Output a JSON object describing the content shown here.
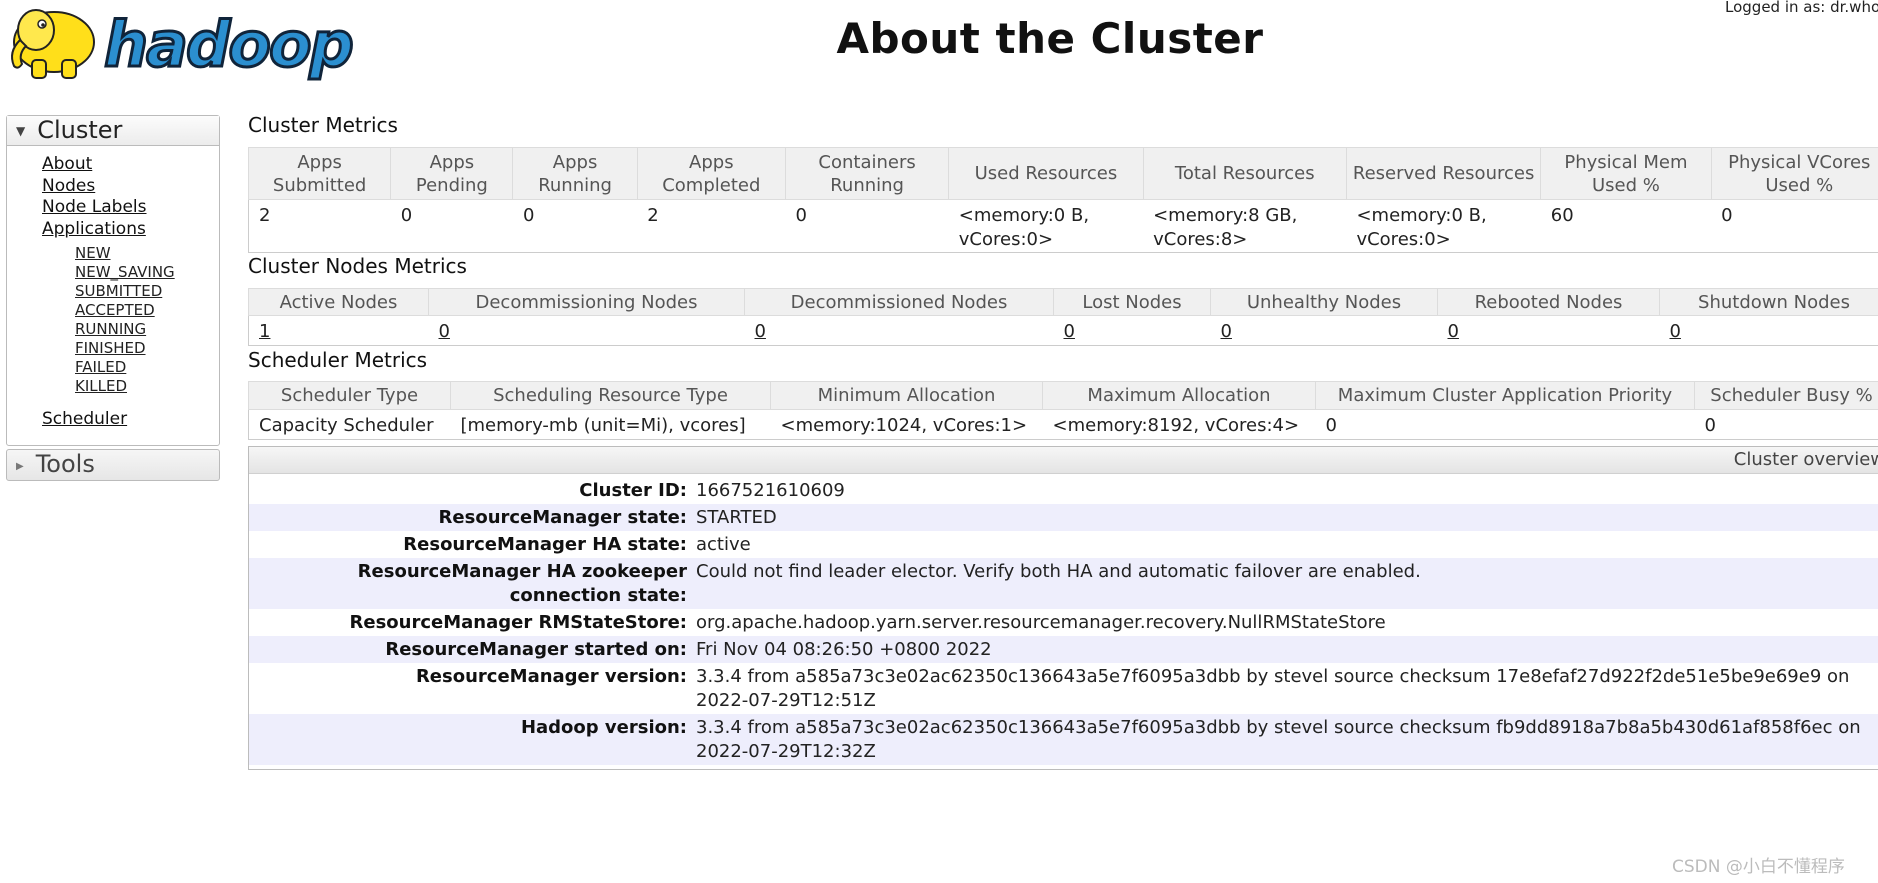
{
  "header": {
    "logo_text": "hadoop",
    "title": "About the Cluster",
    "logged_in": "Logged in as: dr.who"
  },
  "sidebar": {
    "cluster_label": "Cluster",
    "links": [
      "About",
      "Nodes",
      "Node Labels",
      "Applications"
    ],
    "app_states": [
      "NEW",
      "NEW_SAVING",
      "SUBMITTED",
      "ACCEPTED",
      "RUNNING",
      "FINISHED",
      "FAILED",
      "KILLED"
    ],
    "scheduler": "Scheduler",
    "tools_label": "Tools"
  },
  "cluster_metrics": {
    "title": "Cluster Metrics",
    "headers": [
      [
        "Apps",
        "Submitted"
      ],
      [
        "Apps",
        "Pending"
      ],
      [
        "Apps",
        "Running"
      ],
      [
        "Apps",
        "Completed"
      ],
      [
        "Containers",
        "Running"
      ],
      [
        "Used Resources"
      ],
      [
        "Total Resources"
      ],
      [
        "Reserved Resources"
      ],
      [
        "Physical Mem",
        "Used %"
      ],
      [
        "Physical VCores",
        "Used %"
      ]
    ],
    "values": [
      [
        "2"
      ],
      [
        "0"
      ],
      [
        "0"
      ],
      [
        "2"
      ],
      [
        "0"
      ],
      [
        "<memory:0 B,",
        "vCores:0>"
      ],
      [
        "<memory:8 GB,",
        "vCores:8>"
      ],
      [
        "<memory:0 B,",
        "vCores:0>"
      ],
      [
        "60"
      ],
      [
        "0"
      ]
    ]
  },
  "nodes_metrics": {
    "title": "Cluster Nodes Metrics",
    "headers": [
      "Active Nodes",
      "Decommissioning Nodes",
      "Decommissioned Nodes",
      "Lost Nodes",
      "Unhealthy Nodes",
      "Rebooted Nodes",
      "Shutdown Nodes"
    ],
    "values": [
      "1",
      "0",
      "0",
      "0",
      "0",
      "0",
      "0"
    ]
  },
  "scheduler_metrics": {
    "title": "Scheduler Metrics",
    "headers": [
      "Scheduler Type",
      "Scheduling Resource Type",
      "Minimum Allocation",
      "Maximum Allocation",
      "Maximum Cluster Application Priority",
      "Scheduler Busy %"
    ],
    "values": [
      "Capacity Scheduler",
      "[memory-mb (unit=Mi), vcores]",
      "<memory:1024, vCores:1>",
      "<memory:8192, vCores:4>",
      "0",
      "0"
    ]
  },
  "overview": {
    "title": "Cluster overview",
    "rows": [
      {
        "label": "Cluster ID:",
        "value": "1667521610609"
      },
      {
        "label": "ResourceManager state:",
        "value": "STARTED"
      },
      {
        "label": "ResourceManager HA state:",
        "value": "active"
      },
      {
        "label": "ResourceManager HA zookeeper connection state:",
        "value": "Could not find leader elector. Verify both HA and automatic failover are enabled."
      },
      {
        "label": "ResourceManager RMStateStore:",
        "value": "org.apache.hadoop.yarn.server.resourcemanager.recovery.NullRMStateStore"
      },
      {
        "label": "ResourceManager started on:",
        "value": "Fri Nov 04 08:26:50 +0800 2022"
      },
      {
        "label": "ResourceManager version:",
        "value": "3.3.4 from a585a73c3e02ac62350c136643a5e7f6095a3dbb by stevel source checksum 17e8efaf27d922f2de51e5be9e69e9 on 2022-07-29T12:51Z"
      },
      {
        "label": "Hadoop version:",
        "value": "3.3.4 from a585a73c3e02ac62350c136643a5e7f6095a3dbb by stevel source checksum fb9dd8918a7b8a5b430d61af858f6ec on 2022-07-29T12:32Z"
      }
    ]
  },
  "watermark": "CSDN @小白不懂程序",
  "colors": {
    "row_alt": "#eeeefc",
    "header_bg": "#f0f0f0",
    "logo_blue": "#1d5d8c",
    "elephant_yellow": "#ffdf1a"
  },
  "icons": [
    "hadoop-elephant-logo",
    "expand-triangle-icon",
    "collapsed-triangle-icon"
  ]
}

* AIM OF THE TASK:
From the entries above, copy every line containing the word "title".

* ANSWER TO THIS PROBLEM:
    "title": "About the Cluster",
    "title": "Cluster Metrics",
    "title": "Cluster Nodes Metrics",
    "title": "Scheduler Metrics",
    "title": "Cluster overview",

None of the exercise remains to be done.